Mon 29 Sep, 2014 03:29 am
Topic: describe a historical figure, person of fiction, or work of art that has influenced you. Describe that influence
The Shrinking Violet
Timid: feeling or showing a lack of courage or confidence; easily frightened. I never acknowledged it, or perhaps I never cared to but I have been shy as long as I could remember. Each year in school I was the kid being pulled aside by the teacher to be asked, "Are you OK?" and "Why aren't you talking to the other kids?" Right up to high school I almost never started conversations with others. I was always mousy girl so afraid to ask for what I wanted or to simply meet someone new that was frequently asked to speak up. The girl with the "little voice." I was the girl too shy to order my food, to speak to the guy who asked how I was doing today but in the midst of all my daily self-alienation I met Tsukimi.
Tsukimi Kurashita, the protagonist of Aiko Higashima's popular anime Princess Jellyfish is a fictional character of the two-dimensional kind who has inspired me greatly.
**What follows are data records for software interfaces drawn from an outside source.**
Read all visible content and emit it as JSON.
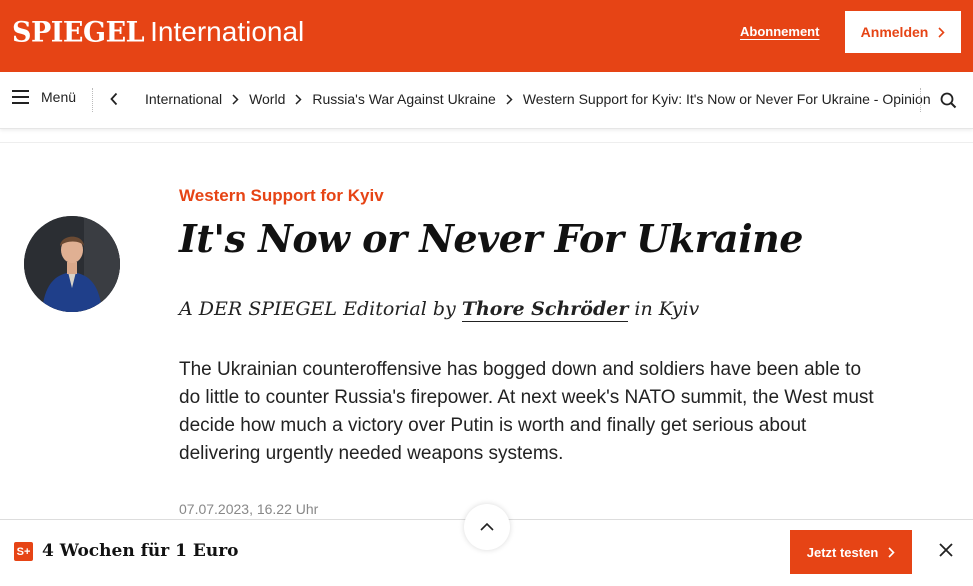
{
  "header": {
    "brand_name": "SPIEGEL",
    "brand_section": "International",
    "subscription_link": "Abonnement",
    "login_button": "Anmelden"
  },
  "nav": {
    "menu_label": "Menü",
    "breadcrumbs": [
      "International",
      "World",
      "Russia's War Against Ukraine",
      "Western Support for Kyiv: It's Now or Never For Ukraine - Opinion"
    ]
  },
  "article": {
    "kicker": "Western Support for Kyiv",
    "headline": "It's Now or Never For Ukraine",
    "byline_prefix": "A DER SPIEGEL Editorial by",
    "author": "Thore Schröder",
    "byline_suffix": "in Kyiv",
    "teaser": "The Ukrainian counteroffensive has bogged down and soldiers have been able to do little to counter Russia's firepower. At next week's NATO summit, the West must decide how much a victory over Putin is worth and finally get serious about delivering urgently needed weapons systems.",
    "date": "07.07.2023, 16.22 Uhr"
  },
  "promo": {
    "badge": "S+",
    "text": "4 Wochen für 1 Euro",
    "cta_button": "Jetzt testen"
  },
  "colors": {
    "brand": "#e64415",
    "text": "#222222",
    "muted": "#888888"
  },
  "icons": {
    "menu": "hamburger-icon",
    "back": "chevron-left-icon",
    "separator": "chevron-right-icon",
    "search": "search-icon",
    "scroll_up": "chevron-up-icon",
    "close": "close-icon"
  }
}
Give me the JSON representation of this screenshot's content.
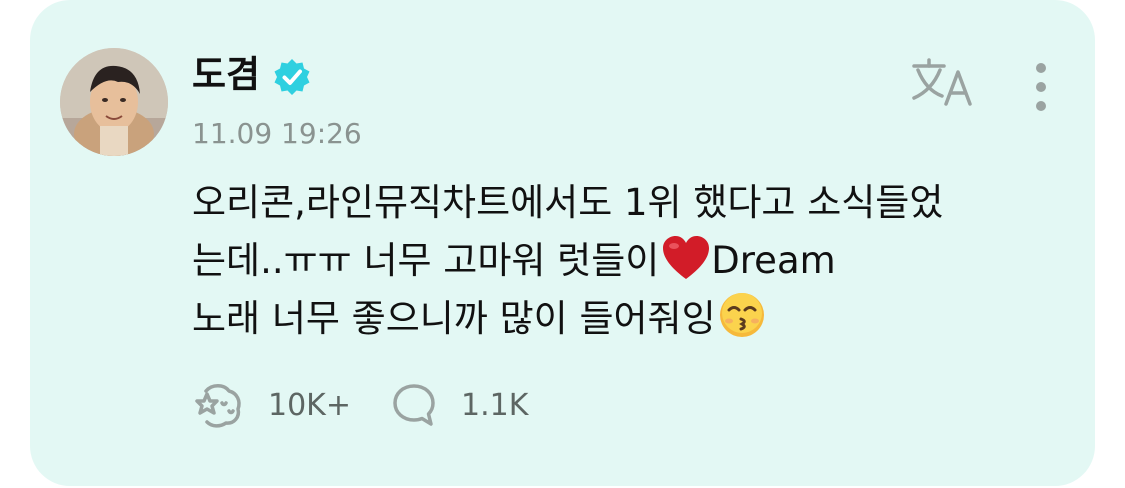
{
  "post": {
    "author": "도겸",
    "verified": true,
    "timestamp": "11.09 19:26",
    "lines": [
      "오리콘,라인뮤직차트에서도 1위 했다고 소식들었",
      "는데..ㅠㅠ 너무 고마워 럿들이",
      "Dream",
      "노래 너무 좋으니까 많이 들어줘잉"
    ],
    "emojis": [
      "red-heart",
      "kissing-smiling-eyes"
    ]
  },
  "actions": {
    "likes": "10K+",
    "comments": "1.1K"
  },
  "icons": {
    "verified": "verified-badge-icon",
    "translate": "translate-icon",
    "more": "more-vertical-icon",
    "like": "like-icon",
    "comment": "comment-icon"
  },
  "colors": {
    "card_background": "#e3f8f4",
    "verified": "#2fd0e0",
    "icon_gray": "#9aa3a1",
    "heart": "#d21c28",
    "emoji_face": "#f6b93b"
  }
}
Tsukimi is an eighteen year old otaku (otaku: an avid collector or enthusiast esp. One who is obsessed with anime, video games, or computers and rarely leaves home) who moved to Tokyo to pursue a career in illustration. She moves into a woman only boarding house with women just as otaku and awkward as she is. Tsukimi tends to have trouble communicating with guys and also exhibits fear of the "stylish," people who dress well and are socially radiant. In just eleven episodes I watched Tsukimi grow. I grew with her. I not only understood all of her small yet insignificant defeats but shared them with her. I felt the nervousness in my stomach when someone new spoke to me. I too felt intimidated when a radiant social butterfly flew my way. I was like Tsukimi. Tsukimi's experiences were my experiences and seeing her progression inspired me to be different.
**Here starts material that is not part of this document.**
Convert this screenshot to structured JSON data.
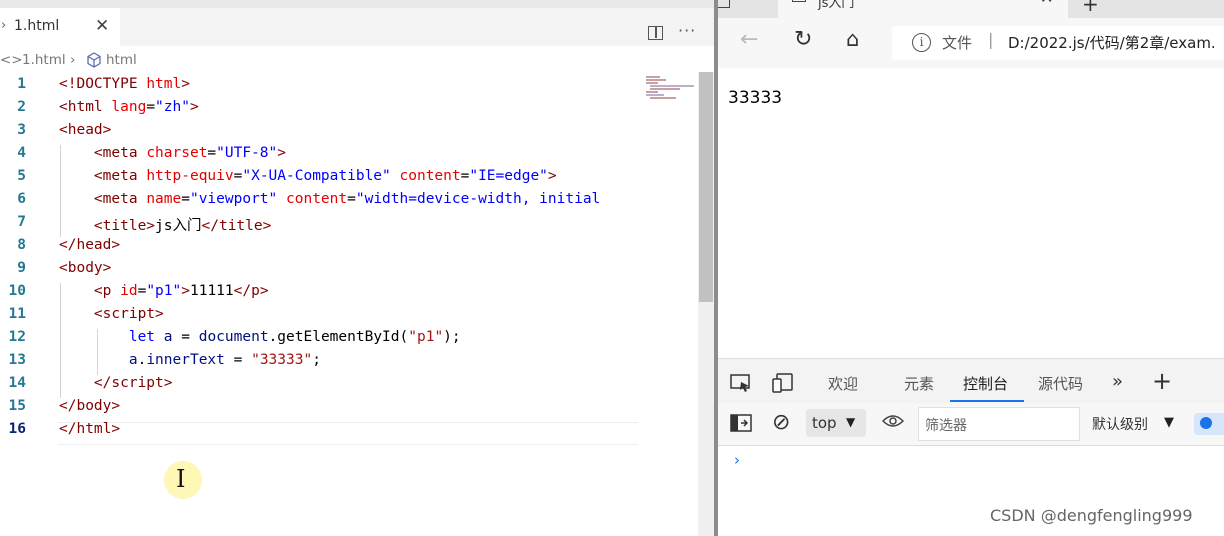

Through Tsukimi I was comforted by the fact that I wasn't alone. I was faced with the realization that many other people have trouble in social situations too. Watching this anime and watching Tsukimi opened me up in ways I couldn't imagine. Through Tsukimi I found them courage to speak in my classes, even if only a little at first. I even joined some clubs and activities. Tsukimi showed me that it was OK to play dress up and feel beautiful for once. She showed me how to be confident. Tsukimi showed me that it was OK to be an otaku and that it's alright to embrace it. That I should embrace it. Tsukimi taught me that it is OK to show my silly side, that I should talk about the things I love. Through Tsukimi I learned I shouldn't let my fears limit be that no matter how hard it was to reach out today that it only gets easier each time and that i should keep reading towards a brighter tomorrow. Without Tsukimi I don't know if I would have grown the way I did over the years. Would I have sat there in lunch? Would I have gone to that sleepover? Would I have contributed my thoughts to that class discussion. These seem like such trivial things but each of these things teletext one of the many baby steps I took to come out of my shell. Through Tsukimi I found the power to break free of the shackles of shyness. Tsukimi Kurashita gave me the power to not let my shyness dictate my life. She helped me find myself, love myself as Briana the silly otaku who builds computers and plays video games. The girl who finds peace in art and new adventures through literature. College is an entirely new journey for this girl and although I am nervous and will be on my own soon I hope to greet new experiences with open arms. I hope to embrace every challenge as a new beginning with how that this caterpillar will one day become a radiant butterfly herself.
It's a good essay and it flows well. You lay out a premise, you bolster your arguments, and you come to a convincing conclusion.
A few things.
- This screen character is, by definition, two-dimensional. I don't think you need to say that; it's redundant.
- What's an otaku? Unless you're applying in a country or at a school where this term would be well-known and understood, you'll need to either define the term or not use it at all. According to Google, the definition is, "(in Japan) a young person who is obsessed with computers or particular aspects of popular culture to the detriment of their social skills." In America we'd probably say nerd or computer geek.
- The caterpillar analogy is a good one but maybe present that mini-premise a little earlier. Truth is, I had initially thought that otaku meant caterpillar, until I looked up the term.
Otherwise (and these are mostly nitpicks, really), your essay looks terrific. Best of luck in college!
Thanks a lot (: your tips were very helpful